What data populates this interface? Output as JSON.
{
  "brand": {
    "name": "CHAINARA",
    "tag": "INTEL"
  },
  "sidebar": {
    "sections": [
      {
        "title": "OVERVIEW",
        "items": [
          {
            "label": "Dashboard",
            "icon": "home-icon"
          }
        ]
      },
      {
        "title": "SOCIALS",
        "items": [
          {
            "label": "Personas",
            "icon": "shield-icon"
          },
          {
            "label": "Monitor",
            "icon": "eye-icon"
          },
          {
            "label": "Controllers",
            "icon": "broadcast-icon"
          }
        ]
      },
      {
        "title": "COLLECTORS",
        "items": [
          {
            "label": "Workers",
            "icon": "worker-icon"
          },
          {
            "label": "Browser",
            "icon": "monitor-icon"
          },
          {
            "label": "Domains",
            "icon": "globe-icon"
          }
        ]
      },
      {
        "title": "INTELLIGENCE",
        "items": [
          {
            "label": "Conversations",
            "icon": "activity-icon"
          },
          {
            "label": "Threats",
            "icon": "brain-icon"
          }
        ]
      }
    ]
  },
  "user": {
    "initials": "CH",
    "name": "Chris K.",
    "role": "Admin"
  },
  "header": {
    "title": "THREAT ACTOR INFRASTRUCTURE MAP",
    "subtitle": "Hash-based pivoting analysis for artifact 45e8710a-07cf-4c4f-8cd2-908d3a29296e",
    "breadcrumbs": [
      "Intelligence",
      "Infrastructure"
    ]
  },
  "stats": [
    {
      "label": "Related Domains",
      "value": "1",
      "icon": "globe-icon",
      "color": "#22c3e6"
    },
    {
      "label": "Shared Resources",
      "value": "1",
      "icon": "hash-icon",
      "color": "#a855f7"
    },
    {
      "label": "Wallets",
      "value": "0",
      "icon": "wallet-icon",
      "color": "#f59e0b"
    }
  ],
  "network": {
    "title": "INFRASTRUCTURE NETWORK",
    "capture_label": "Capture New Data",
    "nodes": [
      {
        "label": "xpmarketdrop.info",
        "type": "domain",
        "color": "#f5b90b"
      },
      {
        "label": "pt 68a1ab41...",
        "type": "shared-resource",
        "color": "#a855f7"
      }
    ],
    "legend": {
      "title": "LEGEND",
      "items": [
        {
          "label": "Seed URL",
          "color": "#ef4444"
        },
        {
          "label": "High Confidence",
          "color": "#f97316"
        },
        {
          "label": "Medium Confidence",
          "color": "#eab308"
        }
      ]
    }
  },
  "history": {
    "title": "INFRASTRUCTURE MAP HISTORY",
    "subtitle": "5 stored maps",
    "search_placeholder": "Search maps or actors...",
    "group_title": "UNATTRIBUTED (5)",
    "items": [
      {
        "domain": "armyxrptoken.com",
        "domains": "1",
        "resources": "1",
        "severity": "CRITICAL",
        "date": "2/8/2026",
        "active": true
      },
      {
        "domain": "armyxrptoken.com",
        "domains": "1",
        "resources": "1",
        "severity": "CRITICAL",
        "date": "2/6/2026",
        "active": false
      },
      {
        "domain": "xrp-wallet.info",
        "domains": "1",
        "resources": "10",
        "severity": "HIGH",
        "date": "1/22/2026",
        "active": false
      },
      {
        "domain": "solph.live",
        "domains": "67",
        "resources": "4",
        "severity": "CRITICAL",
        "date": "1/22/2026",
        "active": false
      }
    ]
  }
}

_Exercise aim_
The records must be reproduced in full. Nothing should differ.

_Expected answer_
What data populates this interface? Output as JSON.
{
  "brand": {
    "name": "CHAINARA",
    "tag": "INTEL"
  },
  "sidebar": {
    "sections": [
      {
        "title": "OVERVIEW",
        "items": [
          {
            "label": "Dashboard",
            "icon": "home-icon"
          }
        ]
      },
      {
        "title": "SOCIALS",
        "items": [
          {
            "label": "Personas",
            "icon": "shield-icon"
          },
          {
            "label": "Monitor",
            "icon": "eye-icon"
          },
          {
            "label": "Controllers",
            "icon": "broadcast-icon"
          }
        ]
      },
      {
        "title": "COLLECTORS",
        "items": [
          {
            "label": "Workers",
            "icon": "worker-icon"
          },
          {
            "label": "Browser",
            "icon": "monitor-icon"
          },
          {
            "label": "Domains",
            "icon": "globe-icon"
          }
        ]
      },
      {
        "title": "INTELLIGENCE",
        "items": [
          {
            "label": "Conversations",
            "icon": "activity-icon"
          },
          {
            "label": "Threats",
            "icon": "brain-icon"
          }
        ]
      }
    ]
  },
  "user": {
    "initials": "CH",
    "name": "Chris K.",
    "role": "Admin"
  },
  "header": {
    "title": "THREAT ACTOR INFRASTRUCTURE MAP",
    "subtitle": "Hash-based pivoting analysis for artifact 45e8710a-07cf-4c4f-8cd2-908d3a29296e",
    "breadcrumbs": [
      "Intelligence",
      "Infrastructure"
    ]
  },
  "stats": [
    {
      "label": "Related Domains",
      "value": "1",
      "icon": "globe-icon",
      "color": "#22c3e6"
    },
    {
      "label": "Shared Resources",
      "value": "1",
      "icon": "hash-icon",
      "color": "#a855f7"
    },
    {
      "label": "Wallets",
      "value": "0",
      "icon": "wallet-icon",
      "color": "#f59e0b"
    }
  ],
  "network": {
    "title": "INFRASTRUCTURE NETWORK",
    "capture_label": "Capture New Data",
    "nodes": [
      {
        "label": "xpmarketdrop.info",
        "type": "domain",
        "color": "#f5b90b"
      },
      {
        "label": "pt 68a1ab41...",
        "type": "shared-resource",
        "color": "#a855f7"
      }
    ],
    "legend": {
      "title": "LEGEND",
      "items": [
        {
          "label": "Seed URL",
          "color": "#ef4444"
        },
        {
          "label": "High Confidence",
          "color": "#f97316"
        },
        {
          "label": "Medium Confidence",
          "color": "#eab308"
        }
      ]
    }
  },
  "history": {
    "title": "INFRASTRUCTURE MAP HISTORY",
    "subtitle": "5 stored maps",
    "search_placeholder": "Search maps or actors...",
    "group_title": "UNATTRIBUTED (5)",
    "items": [
      {
        "domain": "armyxrptoken.com",
        "domains": "1",
        "resources": "1",
        "severity": "CRITICAL",
        "date": "2/8/2026",
        "active": true
      },
      {
        "domain": "armyxrptoken.com",
        "domains": "1",
        "resources": "1",
        "severity": "CRITICAL",
        "date": "2/6/2026",
        "active": false
      },
      {
        "domain": "xrp-wallet.info",
        "domains": "1",
        "resources": "10",
        "severity": "HIGH",
        "date": "1/22/2026",
        "active": false
      },
      {
        "domain": "solph.live",
        "domains": "67",
        "resources": "4",
        "severity": "CRITICAL",
        "date": "1/22/2026",
        "active": false
      }
    ]
  }
}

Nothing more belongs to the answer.